(Required action) Copy each line of the listing that includes "this".

※

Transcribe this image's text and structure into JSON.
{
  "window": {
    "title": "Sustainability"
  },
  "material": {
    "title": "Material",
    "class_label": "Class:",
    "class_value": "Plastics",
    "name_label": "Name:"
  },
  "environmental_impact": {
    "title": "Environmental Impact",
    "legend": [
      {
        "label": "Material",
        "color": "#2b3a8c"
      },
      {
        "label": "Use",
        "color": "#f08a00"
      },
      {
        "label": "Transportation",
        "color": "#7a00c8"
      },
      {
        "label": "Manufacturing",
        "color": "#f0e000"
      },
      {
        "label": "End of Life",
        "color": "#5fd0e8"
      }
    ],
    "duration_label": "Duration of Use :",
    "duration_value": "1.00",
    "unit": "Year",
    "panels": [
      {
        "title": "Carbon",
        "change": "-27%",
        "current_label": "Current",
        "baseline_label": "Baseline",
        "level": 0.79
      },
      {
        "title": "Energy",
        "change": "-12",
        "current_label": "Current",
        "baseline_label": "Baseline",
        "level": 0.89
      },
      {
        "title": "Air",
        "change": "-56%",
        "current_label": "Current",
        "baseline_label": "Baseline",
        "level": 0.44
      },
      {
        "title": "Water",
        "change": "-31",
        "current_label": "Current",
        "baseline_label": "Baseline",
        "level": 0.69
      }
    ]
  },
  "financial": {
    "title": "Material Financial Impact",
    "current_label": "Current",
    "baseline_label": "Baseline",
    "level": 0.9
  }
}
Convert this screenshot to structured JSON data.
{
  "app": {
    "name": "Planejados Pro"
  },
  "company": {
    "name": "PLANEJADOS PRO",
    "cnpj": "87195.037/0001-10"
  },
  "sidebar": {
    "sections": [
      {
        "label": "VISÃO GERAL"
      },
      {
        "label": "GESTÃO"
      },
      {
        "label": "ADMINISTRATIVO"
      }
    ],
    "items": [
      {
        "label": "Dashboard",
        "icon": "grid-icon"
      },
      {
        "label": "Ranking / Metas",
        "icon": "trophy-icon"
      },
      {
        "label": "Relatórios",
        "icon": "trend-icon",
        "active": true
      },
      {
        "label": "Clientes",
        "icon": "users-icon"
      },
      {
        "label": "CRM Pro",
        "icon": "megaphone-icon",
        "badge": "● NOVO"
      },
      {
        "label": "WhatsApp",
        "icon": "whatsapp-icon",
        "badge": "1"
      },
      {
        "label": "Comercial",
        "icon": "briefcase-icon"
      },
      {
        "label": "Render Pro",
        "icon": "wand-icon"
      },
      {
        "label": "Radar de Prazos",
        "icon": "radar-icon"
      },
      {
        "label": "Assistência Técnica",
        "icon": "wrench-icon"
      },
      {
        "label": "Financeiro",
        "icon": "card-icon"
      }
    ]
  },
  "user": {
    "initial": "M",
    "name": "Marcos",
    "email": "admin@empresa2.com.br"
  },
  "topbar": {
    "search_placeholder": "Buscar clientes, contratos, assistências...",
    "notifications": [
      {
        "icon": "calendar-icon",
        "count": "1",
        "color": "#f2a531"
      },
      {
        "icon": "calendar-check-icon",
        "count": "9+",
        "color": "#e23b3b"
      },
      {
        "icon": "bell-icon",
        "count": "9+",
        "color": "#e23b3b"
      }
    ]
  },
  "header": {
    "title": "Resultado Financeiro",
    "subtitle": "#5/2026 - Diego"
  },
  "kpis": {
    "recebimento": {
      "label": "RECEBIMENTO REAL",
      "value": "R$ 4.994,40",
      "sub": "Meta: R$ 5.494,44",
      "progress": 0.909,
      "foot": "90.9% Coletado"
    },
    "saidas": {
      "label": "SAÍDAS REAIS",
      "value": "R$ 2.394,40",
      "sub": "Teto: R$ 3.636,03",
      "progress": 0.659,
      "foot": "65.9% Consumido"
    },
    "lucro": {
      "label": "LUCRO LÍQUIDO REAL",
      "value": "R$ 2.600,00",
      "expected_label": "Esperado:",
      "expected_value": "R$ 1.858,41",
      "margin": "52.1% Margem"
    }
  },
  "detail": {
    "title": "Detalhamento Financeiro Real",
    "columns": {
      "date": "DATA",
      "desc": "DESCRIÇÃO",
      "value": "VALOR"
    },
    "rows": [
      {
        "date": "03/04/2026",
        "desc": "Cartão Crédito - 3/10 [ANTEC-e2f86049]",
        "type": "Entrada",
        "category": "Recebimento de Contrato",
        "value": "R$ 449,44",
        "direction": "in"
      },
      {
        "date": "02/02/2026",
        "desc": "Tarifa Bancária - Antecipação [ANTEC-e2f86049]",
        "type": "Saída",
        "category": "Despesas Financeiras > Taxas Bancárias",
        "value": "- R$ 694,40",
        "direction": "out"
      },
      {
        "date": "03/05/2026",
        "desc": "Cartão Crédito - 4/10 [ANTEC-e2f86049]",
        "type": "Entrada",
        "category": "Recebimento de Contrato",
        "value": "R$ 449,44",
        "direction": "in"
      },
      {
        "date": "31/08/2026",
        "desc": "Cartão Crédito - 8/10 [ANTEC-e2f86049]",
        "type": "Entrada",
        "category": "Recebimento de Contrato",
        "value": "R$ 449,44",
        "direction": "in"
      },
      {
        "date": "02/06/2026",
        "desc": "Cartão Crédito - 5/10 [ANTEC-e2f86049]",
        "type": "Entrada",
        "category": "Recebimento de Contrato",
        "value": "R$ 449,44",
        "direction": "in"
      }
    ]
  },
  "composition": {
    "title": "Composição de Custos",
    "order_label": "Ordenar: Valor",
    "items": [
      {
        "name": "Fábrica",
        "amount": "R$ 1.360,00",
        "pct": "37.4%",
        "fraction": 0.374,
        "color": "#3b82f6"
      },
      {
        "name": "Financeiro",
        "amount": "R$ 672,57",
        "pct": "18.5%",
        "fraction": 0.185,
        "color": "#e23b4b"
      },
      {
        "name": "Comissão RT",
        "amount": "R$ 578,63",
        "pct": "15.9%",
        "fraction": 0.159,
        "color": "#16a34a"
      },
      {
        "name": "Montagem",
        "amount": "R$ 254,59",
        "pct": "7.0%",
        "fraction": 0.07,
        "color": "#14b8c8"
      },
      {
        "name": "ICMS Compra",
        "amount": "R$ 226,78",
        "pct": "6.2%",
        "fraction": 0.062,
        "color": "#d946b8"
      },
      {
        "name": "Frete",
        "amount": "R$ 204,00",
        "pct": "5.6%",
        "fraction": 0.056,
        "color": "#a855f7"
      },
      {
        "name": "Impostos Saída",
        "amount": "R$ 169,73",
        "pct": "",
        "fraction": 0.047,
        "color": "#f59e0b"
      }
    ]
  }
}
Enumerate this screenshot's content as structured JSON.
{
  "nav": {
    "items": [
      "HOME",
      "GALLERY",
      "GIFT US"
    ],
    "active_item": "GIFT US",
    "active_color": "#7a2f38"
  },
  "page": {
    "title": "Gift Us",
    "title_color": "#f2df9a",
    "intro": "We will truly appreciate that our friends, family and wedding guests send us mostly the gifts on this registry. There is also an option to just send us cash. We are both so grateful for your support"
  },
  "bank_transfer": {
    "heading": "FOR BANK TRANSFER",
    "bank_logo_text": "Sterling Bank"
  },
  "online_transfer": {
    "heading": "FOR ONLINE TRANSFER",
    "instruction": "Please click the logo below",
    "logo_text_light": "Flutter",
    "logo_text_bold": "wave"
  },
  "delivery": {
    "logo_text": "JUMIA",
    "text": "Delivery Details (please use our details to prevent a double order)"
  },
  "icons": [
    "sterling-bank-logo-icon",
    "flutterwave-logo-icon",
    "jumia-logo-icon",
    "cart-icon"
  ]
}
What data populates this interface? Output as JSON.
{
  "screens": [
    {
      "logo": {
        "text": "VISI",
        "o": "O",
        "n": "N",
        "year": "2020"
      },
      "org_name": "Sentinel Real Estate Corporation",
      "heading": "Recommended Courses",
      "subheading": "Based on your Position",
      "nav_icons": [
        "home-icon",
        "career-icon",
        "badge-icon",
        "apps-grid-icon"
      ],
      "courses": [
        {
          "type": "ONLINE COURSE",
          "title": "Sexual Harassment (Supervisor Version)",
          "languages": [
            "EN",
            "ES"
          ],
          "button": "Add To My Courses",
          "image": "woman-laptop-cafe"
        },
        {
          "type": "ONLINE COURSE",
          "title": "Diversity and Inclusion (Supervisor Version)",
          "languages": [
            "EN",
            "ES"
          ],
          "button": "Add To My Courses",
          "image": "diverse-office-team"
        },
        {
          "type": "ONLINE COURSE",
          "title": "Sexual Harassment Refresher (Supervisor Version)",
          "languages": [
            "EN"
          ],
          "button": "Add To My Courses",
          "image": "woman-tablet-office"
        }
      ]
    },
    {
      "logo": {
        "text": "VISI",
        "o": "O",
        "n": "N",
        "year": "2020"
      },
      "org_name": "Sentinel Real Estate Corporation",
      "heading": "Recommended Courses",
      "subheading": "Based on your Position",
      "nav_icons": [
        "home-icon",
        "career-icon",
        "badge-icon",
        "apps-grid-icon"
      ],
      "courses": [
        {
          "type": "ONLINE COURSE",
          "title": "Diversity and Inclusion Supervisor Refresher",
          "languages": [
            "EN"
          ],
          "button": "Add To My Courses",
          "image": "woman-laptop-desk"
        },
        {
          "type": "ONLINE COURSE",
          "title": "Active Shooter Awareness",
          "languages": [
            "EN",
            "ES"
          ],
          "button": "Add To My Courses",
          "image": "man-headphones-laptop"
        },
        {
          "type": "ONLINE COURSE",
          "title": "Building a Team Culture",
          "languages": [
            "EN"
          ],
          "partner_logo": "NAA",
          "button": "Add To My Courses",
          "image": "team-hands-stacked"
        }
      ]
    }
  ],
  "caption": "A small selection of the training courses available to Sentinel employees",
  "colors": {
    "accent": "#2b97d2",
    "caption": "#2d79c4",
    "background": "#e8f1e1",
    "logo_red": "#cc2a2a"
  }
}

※

(Expected output)
Transcribe this image's text and structure into JSON.
Convert this screenshot to structured JSON data.
Enumerate this screenshot's content as structured JSON.
    "intro": "We will truly appreciate that our friends, family and wedding guests send us mostly the gifts on this registry. There is also an option to just send us cash. We are both so grateful for your support"
What data populates this interface? Output as JSON.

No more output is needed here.